EXERCISE DETAILS:
Please copy every line with the string "Miejskiej" from the entries below.

SOURCE DATA:
- - - -

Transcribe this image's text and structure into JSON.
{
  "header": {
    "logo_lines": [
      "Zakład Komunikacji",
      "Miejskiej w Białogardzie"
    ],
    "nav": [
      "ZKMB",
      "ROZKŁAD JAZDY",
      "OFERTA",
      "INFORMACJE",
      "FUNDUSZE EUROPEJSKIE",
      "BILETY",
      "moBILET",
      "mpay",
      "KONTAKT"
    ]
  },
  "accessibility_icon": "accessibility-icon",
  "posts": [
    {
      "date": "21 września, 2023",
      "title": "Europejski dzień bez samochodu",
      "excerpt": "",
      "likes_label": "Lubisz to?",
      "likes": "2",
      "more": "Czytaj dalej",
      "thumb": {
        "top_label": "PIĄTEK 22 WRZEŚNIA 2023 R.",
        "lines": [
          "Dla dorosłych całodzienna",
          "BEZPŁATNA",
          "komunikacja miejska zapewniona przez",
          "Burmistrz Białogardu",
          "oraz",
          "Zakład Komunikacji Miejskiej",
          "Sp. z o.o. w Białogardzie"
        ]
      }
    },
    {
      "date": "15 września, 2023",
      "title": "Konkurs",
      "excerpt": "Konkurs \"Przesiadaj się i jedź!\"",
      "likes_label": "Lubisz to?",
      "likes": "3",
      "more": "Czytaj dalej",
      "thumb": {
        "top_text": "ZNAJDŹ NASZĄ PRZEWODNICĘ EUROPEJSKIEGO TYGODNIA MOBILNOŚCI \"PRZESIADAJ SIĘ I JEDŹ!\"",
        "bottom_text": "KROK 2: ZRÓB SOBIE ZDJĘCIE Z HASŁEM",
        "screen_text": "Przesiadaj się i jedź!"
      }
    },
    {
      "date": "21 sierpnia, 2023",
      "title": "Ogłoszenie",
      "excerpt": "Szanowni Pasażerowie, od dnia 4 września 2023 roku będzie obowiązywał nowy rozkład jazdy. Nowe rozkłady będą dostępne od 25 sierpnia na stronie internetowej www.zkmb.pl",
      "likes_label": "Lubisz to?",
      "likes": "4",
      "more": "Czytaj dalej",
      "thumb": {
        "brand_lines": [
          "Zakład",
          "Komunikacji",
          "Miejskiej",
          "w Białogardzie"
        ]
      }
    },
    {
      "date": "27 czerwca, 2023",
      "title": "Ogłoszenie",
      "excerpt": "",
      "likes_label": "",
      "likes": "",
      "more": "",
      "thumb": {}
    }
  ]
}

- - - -

RESULT OF THIS TASK:
      "Miejskiej w Białogardzie"
          "Zakład Komunikacji Miejskiej",
          "Miejskiej",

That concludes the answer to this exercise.